Working data:

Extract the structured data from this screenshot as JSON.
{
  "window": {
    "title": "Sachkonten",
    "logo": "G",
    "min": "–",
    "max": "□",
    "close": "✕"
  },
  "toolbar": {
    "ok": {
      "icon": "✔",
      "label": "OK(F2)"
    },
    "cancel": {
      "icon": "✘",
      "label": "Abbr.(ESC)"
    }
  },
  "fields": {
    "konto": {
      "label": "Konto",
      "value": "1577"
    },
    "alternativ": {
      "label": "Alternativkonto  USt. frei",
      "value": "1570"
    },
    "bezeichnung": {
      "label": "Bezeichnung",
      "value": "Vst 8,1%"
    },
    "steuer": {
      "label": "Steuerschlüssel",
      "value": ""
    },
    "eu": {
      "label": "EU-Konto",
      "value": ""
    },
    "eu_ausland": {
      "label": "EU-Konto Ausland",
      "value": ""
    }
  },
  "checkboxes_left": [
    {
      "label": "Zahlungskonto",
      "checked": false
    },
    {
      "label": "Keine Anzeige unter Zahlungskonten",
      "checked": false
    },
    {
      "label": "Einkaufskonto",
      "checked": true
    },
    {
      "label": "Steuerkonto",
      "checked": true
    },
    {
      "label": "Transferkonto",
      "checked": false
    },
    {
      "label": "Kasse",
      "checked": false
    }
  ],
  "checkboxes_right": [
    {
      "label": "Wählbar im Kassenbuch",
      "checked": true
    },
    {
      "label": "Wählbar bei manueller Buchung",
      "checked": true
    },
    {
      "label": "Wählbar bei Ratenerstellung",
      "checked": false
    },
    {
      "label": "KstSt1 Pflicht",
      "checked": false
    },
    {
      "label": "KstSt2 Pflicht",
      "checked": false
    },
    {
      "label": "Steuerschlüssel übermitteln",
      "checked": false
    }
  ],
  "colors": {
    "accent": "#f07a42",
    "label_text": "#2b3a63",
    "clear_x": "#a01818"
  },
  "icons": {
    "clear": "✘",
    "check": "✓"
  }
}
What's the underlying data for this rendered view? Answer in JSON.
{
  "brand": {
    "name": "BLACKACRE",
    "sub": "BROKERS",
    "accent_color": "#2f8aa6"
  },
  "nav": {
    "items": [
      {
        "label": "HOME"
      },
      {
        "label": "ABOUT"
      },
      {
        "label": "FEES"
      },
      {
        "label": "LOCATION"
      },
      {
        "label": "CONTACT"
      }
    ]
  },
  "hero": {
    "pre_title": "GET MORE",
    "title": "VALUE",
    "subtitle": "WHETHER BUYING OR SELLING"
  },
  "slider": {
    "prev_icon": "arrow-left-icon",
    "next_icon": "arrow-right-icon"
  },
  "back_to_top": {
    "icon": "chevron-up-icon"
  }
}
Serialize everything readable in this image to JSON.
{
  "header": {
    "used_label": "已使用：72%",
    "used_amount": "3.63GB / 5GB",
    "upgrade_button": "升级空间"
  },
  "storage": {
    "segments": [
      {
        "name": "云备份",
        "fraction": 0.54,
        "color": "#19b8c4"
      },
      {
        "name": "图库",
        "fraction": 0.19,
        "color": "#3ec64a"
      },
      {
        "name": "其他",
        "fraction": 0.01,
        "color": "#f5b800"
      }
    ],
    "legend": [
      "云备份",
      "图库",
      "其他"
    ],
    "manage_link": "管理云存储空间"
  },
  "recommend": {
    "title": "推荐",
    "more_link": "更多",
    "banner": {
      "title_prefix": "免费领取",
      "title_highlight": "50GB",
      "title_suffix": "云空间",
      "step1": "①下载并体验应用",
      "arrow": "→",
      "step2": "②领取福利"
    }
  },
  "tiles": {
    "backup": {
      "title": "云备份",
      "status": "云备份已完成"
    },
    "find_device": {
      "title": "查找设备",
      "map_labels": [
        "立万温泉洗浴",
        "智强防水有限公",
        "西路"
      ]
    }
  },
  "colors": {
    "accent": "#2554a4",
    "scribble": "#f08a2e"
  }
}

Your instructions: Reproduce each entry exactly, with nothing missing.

Expected answer:
Extract the structured data from this screenshot as JSON.
{
  "window": {
    "title": "Sachkonten",
    "logo": "G",
    "min": "–",
    "max": "□",
    "close": "✕"
  },
  "toolbar": {
    "ok": {
      "icon": "✔",
      "label": "OK(F2)"
    },
    "cancel": {
      "icon": "✘",
      "label": "Abbr.(ESC)"
    }
  },
  "fields": {
    "konto": {
      "label": "Konto",
      "value": "1577"
    },
    "alternativ": {
      "label": "Alternativkonto  USt. frei",
      "value": "1570"
    },
    "bezeichnung": {
      "label": "Bezeichnung",
      "value": "Vst 8,1%"
    },
    "steuer": {
      "label": "Steuerschlüssel",
      "value": ""
    },
    "eu": {
      "label": "EU-Konto",
      "value": ""
    },
    "eu_ausland": {
      "label": "EU-Konto Ausland",
      "value": ""
    }
  },
  "checkboxes_left": [
    {
      "label": "Zahlungskonto",
      "checked": false
    },
    {
      "label": "Keine Anzeige unter Zahlungskonten",
      "checked": false
    },
    {
      "label": "Einkaufskonto",
      "checked": true
    },
    {
      "label": "Steuerkonto",
      "checked": true
    },
    {
      "label": "Transferkonto",
      "checked": false
    },
    {
      "label": "Kasse",
      "checked": false
    }
  ],
  "checkboxes_right": [
    {
      "label": "Wählbar im Kassenbuch",
      "checked": true
    },
    {
      "label": "Wählbar bei manueller Buchung",
      "checked": true
    },
    {
      "label": "Wählbar bei Ratenerstellung",
      "checked": false
    },
    {
      "label": "KstSt1 Pflicht",
      "checked": false
    },
    {
      "label": "KstSt2 Pflicht",
      "checked": false
    },
    {
      "label": "Steuerschlüssel übermitteln",
      "checked": false
    }
  ],
  "colors": {
    "accent": "#f07a42",
    "label_text": "#2b3a63",
    "clear_x": "#a01818"
  },
  "icons": {
    "clear": "✘",
    "check": "✓"
  }
}
What's the underlying data for this rendered view? Answer in JSON.
{
  "brand": {
    "name": "BLACKACRE",
    "sub": "BROKERS",
    "accent_color": "#2f8aa6"
  },
  "nav": {
    "items": [
      {
        "label": "HOME"
      },
      {
        "label": "ABOUT"
      },
      {
        "label": "FEES"
      },
      {
        "label": "LOCATION"
      },
      {
        "label": "CONTACT"
      }
    ]
  },
  "hero": {
    "pre_title": "GET MORE",
    "title": "VALUE",
    "subtitle": "WHETHER BUYING OR SELLING"
  },
  "slider": {
    "prev_icon": "arrow-left-icon",
    "next_icon": "arrow-right-icon"
  },
  "back_to_top": {
    "icon": "chevron-up-icon"
  }
}
Serialize everything readable in this image to JSON.
{
  "header": {
    "used_label": "已使用：72%",
    "used_amount": "3.63GB / 5GB",
    "upgrade_button": "升级空间"
  },
  "storage": {
    "segments": [
      {
        "name": "云备份",
        "fraction": 0.54,
        "color": "#19b8c4"
      },
      {
        "name": "图库",
        "fraction": 0.19,
        "color": "#3ec64a"
      },
      {
        "name": "其他",
        "fraction": 0.01,
        "color": "#f5b800"
      }
    ],
    "legend": [
      "云备份",
      "图库",
      "其他"
    ],
    "manage_link": "管理云存储空间"
  },
  "recommend": {
    "title": "推荐",
    "more_link": "更多",
    "banner": {
      "title_prefix": "免费领取",
      "title_highlight": "50GB",
      "title_suffix": "云空间",
      "step1": "①下载并体验应用",
      "arrow": "→",
      "step2": "②领取福利"
    }
  },
  "tiles": {
    "backup": {
      "title": "云备份",
      "status": "云备份已完成"
    },
    "find_device": {
      "title": "查找设备",
      "map_labels": [
        "立万温泉洗浴",
        "智强防水有限公",
        "西路"
      ]
    }
  },
  "colors": {
    "accent": "#2554a4",
    "scribble": "#f08a2e"
  }
}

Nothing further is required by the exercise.